● What is expected
Set every entry down again exactly, omitting none.

● Supplied material

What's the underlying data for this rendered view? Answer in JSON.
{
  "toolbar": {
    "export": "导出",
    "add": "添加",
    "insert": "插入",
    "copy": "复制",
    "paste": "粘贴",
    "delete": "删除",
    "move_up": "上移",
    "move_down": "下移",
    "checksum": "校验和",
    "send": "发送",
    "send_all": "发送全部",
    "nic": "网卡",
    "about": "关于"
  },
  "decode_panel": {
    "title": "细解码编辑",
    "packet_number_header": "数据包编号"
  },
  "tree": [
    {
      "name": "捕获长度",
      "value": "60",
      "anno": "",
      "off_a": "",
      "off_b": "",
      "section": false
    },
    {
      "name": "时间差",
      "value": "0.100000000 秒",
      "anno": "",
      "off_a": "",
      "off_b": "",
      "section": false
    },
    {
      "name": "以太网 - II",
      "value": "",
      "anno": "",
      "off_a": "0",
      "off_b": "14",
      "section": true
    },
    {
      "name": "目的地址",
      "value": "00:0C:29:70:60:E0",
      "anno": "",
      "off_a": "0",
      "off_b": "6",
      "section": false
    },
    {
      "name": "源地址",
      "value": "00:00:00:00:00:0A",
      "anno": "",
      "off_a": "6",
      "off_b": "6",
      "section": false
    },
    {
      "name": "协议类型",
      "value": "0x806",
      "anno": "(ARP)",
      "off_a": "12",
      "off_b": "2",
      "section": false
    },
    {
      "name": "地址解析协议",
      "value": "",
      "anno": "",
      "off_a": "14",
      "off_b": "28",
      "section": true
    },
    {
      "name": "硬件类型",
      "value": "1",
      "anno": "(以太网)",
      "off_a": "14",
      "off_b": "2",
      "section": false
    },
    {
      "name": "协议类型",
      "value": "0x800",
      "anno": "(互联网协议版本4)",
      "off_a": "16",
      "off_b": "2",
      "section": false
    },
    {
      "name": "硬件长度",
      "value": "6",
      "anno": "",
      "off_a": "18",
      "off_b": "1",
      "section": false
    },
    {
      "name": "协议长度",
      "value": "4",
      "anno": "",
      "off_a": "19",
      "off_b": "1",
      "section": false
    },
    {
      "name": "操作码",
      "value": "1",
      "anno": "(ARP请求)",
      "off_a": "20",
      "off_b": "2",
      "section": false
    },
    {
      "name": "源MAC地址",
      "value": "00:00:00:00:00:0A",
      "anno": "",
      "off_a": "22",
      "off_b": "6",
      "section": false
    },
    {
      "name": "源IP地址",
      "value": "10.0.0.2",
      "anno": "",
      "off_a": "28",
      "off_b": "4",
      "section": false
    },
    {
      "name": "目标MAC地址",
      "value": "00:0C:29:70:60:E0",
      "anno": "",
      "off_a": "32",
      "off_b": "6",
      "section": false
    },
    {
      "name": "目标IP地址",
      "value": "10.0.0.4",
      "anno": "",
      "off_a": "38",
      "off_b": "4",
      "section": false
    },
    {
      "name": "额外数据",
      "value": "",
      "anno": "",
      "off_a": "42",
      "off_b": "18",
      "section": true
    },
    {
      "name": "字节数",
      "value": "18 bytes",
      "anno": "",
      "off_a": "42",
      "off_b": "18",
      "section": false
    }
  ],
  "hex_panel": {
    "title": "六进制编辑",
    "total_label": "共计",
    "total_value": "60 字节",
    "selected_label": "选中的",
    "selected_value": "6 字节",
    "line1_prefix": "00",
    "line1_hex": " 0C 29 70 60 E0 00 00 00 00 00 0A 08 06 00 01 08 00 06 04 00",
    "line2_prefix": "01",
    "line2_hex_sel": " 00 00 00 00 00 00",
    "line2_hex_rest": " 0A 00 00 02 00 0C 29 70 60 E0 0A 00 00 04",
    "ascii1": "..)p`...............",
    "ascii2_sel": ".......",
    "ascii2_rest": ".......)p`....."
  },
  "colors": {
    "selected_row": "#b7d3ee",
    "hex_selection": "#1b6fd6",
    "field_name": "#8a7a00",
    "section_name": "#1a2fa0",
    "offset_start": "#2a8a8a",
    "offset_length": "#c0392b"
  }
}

● Result below
What's the underlying data for this rendered view? Answer in JSON.
{
  "toolbar": {
    "export": "导出",
    "add": "添加",
    "insert": "插入",
    "copy": "复制",
    "paste": "粘贴",
    "delete": "删除",
    "move_up": "上移",
    "move_down": "下移",
    "checksum": "校验和",
    "send": "发送",
    "send_all": "发送全部",
    "nic": "网卡",
    "about": "关于"
  },
  "decode_panel": {
    "title": "细解码编辑",
    "packet_number_header": "数据包编号"
  },
  "tree": [
    {
      "name": "捕获长度",
      "value": "60",
      "anno": "",
      "off_a": "",
      "off_b": "",
      "section": false
    },
    {
      "name": "时间差",
      "value": "0.100000000 秒",
      "anno": "",
      "off_a": "",
      "off_b": "",
      "section": false
    },
    {
      "name": "以太网 - II",
      "value": "",
      "anno": "",
      "off_a": "0",
      "off_b": "14",
      "section": true
    },
    {
      "name": "目的地址",
      "value": "00:0C:29:70:60:E0",
      "anno": "",
      "off_a": "0",
      "off_b": "6",
      "section": false
    },
    {
      "name": "源地址",
      "value": "00:00:00:00:00:0A",
      "anno": "",
      "off_a": "6",
      "off_b": "6",
      "section": false
    },
    {
      "name": "协议类型",
      "value": "0x806",
      "anno": "(ARP)",
      "off_a": "12",
      "off_b": "2",
      "section": false
    },
    {
      "name": "地址解析协议",
      "value": "",
      "anno": "",
      "off_a": "14",
      "off_b": "28",
      "section": true
    },
    {
      "name": "硬件类型",
      "value": "1",
      "anno": "(以太网)",
      "off_a": "14",
      "off_b": "2",
      "section": false
    },
    {
      "name": "协议类型",
      "value": "0x800",
      "anno": "(互联网协议版本4)",
      "off_a": "16",
      "off_b": "2",
      "section": false
    },
    {
      "name": "硬件长度",
      "value": "6",
      "anno": "",
      "off_a": "18",
      "off_b": "1",
      "section": false
    },
    {
      "name": "协议长度",
      "value": "4",
      "anno": "",
      "off_a": "19",
      "off_b": "1",
      "section": false
    },
    {
      "name": "操作码",
      "value": "1",
      "anno": "(ARP请求)",
      "off_a": "20",
      "off_b": "2",
      "section": false
    },
    {
      "name": "源MAC地址",
      "value": "00:00:00:00:00:0A",
      "anno": "",
      "off_a": "22",
      "off_b": "6",
      "section": false
    },
    {
      "name": "源IP地址",
      "value": "10.0.0.2",
      "anno": "",
      "off_a": "28",
      "off_b": "4",
      "section": false
    },
    {
      "name": "目标MAC地址",
      "value": "00:0C:29:70:60:E0",
      "anno": "",
      "off_a": "32",
      "off_b": "6",
      "section": false
    },
    {
      "name": "目标IP地址",
      "value": "10.0.0.4",
      "anno": "",
      "off_a": "38",
      "off_b": "4",
      "section": false
    },
    {
      "name": "额外数据",
      "value": "",
      "anno": "",
      "off_a": "42",
      "off_b": "18",
      "section": true
    },
    {
      "name": "字节数",
      "value": "18 bytes",
      "anno": "",
      "off_a": "42",
      "off_b": "18",
      "section": false
    }
  ],
  "hex_panel": {
    "title": "六进制编辑",
    "total_label": "共计",
    "total_value": "60 字节",
    "selected_label": "选中的",
    "selected_value": "6 字节",
    "line1_prefix": "00",
    "line1_hex": " 0C 29 70 60 E0 00 00 00 00 00 0A 08 06 00 01 08 00 06 04 00",
    "line2_prefix": "01",
    "line2_hex_sel": " 00 00 00 00 00 00",
    "line2_hex_rest": " 0A 00 00 02 00 0C 29 70 60 E0 0A 00 00 04",
    "ascii1": "..)p`...............",
    "ascii2_sel": ".......",
    "ascii2_rest": ".......)p`....."
  },
  "colors": {
    "selected_row": "#b7d3ee",
    "hex_selection": "#1b6fd6",
    "field_name": "#8a7a00",
    "section_name": "#1a2fa0",
    "offset_start": "#2a8a8a",
    "offset_length": "#c0392b"
  }
}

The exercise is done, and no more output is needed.